<<<<

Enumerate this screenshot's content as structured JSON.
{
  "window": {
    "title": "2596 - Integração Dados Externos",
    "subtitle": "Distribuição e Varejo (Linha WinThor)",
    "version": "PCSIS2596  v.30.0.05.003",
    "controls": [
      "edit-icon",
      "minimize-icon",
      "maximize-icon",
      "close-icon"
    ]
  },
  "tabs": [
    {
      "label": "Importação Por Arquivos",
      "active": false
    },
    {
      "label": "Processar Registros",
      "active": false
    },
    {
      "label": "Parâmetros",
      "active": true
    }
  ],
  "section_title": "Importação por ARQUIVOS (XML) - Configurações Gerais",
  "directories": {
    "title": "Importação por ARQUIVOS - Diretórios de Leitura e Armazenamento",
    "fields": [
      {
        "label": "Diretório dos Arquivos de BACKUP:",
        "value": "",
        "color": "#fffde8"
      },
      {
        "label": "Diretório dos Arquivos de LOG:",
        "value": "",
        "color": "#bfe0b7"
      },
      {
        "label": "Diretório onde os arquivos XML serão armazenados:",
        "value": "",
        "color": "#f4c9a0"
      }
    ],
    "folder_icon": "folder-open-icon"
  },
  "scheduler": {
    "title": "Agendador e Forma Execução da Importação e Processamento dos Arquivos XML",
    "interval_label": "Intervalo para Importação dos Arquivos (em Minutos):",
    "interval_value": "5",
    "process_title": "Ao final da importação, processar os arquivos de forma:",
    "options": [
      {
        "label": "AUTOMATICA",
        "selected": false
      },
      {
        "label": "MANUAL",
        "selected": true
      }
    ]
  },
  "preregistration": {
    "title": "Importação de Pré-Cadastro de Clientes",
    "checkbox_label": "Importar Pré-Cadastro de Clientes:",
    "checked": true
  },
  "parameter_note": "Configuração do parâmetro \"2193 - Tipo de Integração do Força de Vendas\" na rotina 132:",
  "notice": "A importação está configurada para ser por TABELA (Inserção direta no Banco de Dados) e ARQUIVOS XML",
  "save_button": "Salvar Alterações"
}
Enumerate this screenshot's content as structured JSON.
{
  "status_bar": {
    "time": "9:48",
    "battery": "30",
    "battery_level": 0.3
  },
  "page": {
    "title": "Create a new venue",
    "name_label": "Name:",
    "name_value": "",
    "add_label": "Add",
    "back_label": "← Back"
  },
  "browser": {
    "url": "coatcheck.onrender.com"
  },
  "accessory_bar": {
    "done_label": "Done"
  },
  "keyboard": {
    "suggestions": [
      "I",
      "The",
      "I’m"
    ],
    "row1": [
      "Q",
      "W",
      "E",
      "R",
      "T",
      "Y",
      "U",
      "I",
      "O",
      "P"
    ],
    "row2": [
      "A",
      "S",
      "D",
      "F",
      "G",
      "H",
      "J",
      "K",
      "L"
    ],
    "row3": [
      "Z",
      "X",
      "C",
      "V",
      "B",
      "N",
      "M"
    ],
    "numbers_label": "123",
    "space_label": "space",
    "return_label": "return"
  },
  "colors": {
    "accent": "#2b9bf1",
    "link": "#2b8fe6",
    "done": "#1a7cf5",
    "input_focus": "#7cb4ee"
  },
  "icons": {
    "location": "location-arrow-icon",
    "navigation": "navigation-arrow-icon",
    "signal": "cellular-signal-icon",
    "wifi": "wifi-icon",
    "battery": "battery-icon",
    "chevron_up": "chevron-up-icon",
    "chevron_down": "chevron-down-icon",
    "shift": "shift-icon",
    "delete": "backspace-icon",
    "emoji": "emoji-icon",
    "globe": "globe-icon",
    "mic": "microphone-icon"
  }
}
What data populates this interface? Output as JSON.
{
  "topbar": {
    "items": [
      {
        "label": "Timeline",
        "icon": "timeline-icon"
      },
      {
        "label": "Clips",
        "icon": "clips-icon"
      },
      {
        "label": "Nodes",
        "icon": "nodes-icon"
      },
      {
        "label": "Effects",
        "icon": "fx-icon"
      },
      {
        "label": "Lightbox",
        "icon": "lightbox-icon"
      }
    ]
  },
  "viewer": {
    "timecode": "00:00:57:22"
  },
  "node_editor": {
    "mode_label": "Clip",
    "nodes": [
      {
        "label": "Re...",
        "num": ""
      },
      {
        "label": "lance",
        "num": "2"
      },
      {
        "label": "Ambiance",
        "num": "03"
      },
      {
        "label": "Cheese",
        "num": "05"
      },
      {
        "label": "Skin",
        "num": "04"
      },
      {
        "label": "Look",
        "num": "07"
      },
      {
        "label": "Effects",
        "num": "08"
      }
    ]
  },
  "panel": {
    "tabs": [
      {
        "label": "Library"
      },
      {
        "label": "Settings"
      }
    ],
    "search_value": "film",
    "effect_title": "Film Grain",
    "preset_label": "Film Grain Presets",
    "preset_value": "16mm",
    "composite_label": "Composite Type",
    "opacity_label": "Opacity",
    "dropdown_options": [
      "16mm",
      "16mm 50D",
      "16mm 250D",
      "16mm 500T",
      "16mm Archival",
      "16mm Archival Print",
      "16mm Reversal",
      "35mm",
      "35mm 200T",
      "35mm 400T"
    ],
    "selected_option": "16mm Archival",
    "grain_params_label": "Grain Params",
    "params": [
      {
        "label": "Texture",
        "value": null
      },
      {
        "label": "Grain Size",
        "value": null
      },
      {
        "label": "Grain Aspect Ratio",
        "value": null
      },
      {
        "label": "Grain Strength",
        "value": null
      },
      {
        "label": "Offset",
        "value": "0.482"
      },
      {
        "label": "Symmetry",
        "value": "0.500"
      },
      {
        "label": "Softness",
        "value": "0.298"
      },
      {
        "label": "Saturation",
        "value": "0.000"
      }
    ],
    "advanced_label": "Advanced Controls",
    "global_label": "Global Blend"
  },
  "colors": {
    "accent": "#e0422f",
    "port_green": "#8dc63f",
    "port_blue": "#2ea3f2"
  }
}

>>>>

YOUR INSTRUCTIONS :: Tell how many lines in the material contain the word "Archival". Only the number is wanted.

TASK RESULT :: 3